§ Exercise:
Restate the whole of the data below word for word, skipping the images.

Material supplied section start

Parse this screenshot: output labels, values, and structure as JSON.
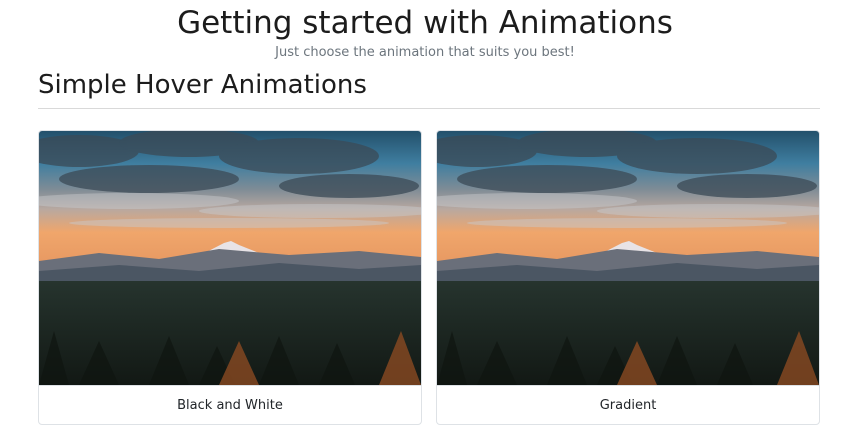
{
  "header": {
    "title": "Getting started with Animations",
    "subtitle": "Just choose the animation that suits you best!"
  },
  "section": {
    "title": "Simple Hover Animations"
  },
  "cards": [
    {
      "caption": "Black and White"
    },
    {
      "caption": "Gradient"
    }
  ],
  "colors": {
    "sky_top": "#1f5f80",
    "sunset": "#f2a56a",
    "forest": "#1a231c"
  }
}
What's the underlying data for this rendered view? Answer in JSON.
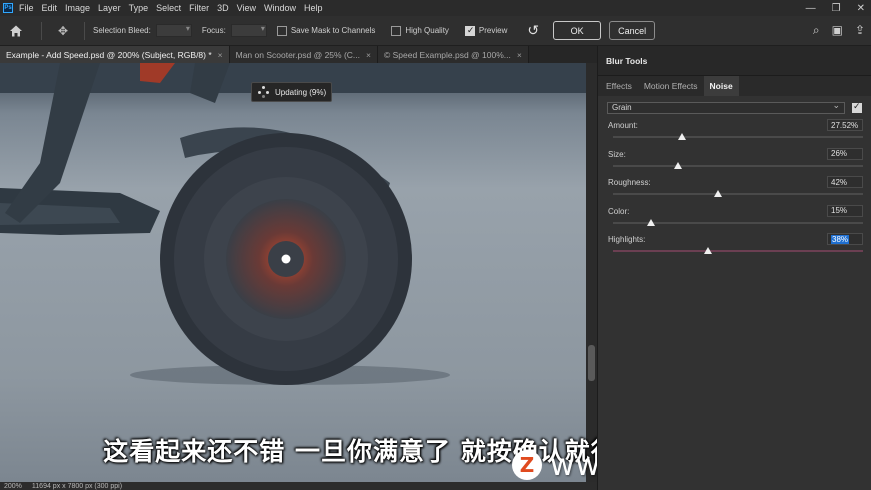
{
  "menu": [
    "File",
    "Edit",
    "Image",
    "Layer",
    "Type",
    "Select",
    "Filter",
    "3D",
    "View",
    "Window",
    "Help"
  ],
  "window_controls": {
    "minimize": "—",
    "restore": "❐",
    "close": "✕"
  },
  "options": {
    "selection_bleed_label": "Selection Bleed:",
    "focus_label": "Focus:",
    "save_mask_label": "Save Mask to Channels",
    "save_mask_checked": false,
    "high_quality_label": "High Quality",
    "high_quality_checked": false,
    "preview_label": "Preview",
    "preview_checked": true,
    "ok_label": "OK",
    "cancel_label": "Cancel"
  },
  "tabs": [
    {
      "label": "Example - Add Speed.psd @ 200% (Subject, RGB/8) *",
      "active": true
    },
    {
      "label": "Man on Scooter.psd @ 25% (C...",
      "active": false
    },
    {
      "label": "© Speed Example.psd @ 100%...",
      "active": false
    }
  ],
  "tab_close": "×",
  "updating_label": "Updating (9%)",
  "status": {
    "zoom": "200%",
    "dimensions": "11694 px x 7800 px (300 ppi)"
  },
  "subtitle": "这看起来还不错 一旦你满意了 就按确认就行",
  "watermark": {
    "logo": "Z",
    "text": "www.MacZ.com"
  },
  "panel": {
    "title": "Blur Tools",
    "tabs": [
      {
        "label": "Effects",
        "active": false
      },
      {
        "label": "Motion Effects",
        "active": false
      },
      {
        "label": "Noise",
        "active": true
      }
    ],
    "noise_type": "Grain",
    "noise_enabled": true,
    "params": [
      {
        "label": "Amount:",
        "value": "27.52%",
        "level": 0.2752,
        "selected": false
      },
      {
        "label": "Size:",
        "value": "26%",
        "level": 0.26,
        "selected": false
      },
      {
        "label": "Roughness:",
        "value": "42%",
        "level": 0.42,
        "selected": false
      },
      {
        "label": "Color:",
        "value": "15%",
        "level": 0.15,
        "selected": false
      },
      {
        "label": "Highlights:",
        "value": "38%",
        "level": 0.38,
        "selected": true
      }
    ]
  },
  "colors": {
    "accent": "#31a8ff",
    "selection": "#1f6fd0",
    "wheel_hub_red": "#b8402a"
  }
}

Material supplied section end

§ Response to the task:
Parse this screenshot: output labels, values, and structure as JSON.
{
  "header": {
    "title": "Getting started with Animations",
    "subtitle": "Just choose the animation that suits you best!"
  },
  "section": {
    "title": "Simple Hover Animations"
  },
  "cards": [
    {
      "caption": "Black and White"
    },
    {
      "caption": "Gradient"
    }
  ],
  "colors": {
    "sky_top": "#1f5f80",
    "sunset": "#f2a56a",
    "forest": "#1a231c"
  }
}
What's the underlying data for this rendered view? Answer in JSON.
{
  "menu": [
    "File",
    "Edit",
    "Image",
    "Layer",
    "Type",
    "Select",
    "Filter",
    "3D",
    "View",
    "Window",
    "Help"
  ],
  "window_controls": {
    "minimize": "—",
    "restore": "❐",
    "close": "✕"
  },
  "options": {
    "selection_bleed_label": "Selection Bleed:",
    "focus_label": "Focus:",
    "save_mask_label": "Save Mask to Channels",
    "save_mask_checked": false,
    "high_quality_label": "High Quality",
    "high_quality_checked": false,
    "preview_label": "Preview",
    "preview_checked": true,
    "ok_label": "OK",
    "cancel_label": "Cancel"
  },
  "tabs": [
    {
      "label": "Example - Add Speed.psd @ 200% (Subject, RGB/8) *",
      "active": true
    },
    {
      "label": "Man on Scooter.psd @ 25% (C...",
      "active": false
    },
    {
      "label": "© Speed Example.psd @ 100%...",
      "active": false
    }
  ],
  "tab_close": "×",
  "updating_label": "Updating (9%)",
  "status": {
    "zoom": "200%",
    "dimensions": "11694 px x 7800 px (300 ppi)"
  },
  "subtitle": "这看起来还不错 一旦你满意了 就按确认就行",
  "watermark": {
    "logo": "Z",
    "text": "www.MacZ.com"
  },
  "panel": {
    "title": "Blur Tools",
    "tabs": [
      {
        "label": "Effects",
        "active": false
      },
      {
        "label": "Motion Effects",
        "active": false
      },
      {
        "label": "Noise",
        "active": true
      }
    ],
    "noise_type": "Grain",
    "noise_enabled": true,
    "params": [
      {
        "label": "Amount:",
        "value": "27.52%",
        "level": 0.2752,
        "selected": false
      },
      {
        "label": "Size:",
        "value": "26%",
        "level": 0.26,
        "selected": false
      },
      {
        "label": "Roughness:",
        "value": "42%",
        "level": 0.42,
        "selected": false
      },
      {
        "label": "Color:",
        "value": "15%",
        "level": 0.15,
        "selected": false
      },
      {
        "label": "Highlights:",
        "value": "38%",
        "level": 0.38,
        "selected": true
      }
    ]
  },
  "colors": {
    "accent": "#31a8ff",
    "selection": "#1f6fd0",
    "wheel_hub_red": "#b8402a"
  }
}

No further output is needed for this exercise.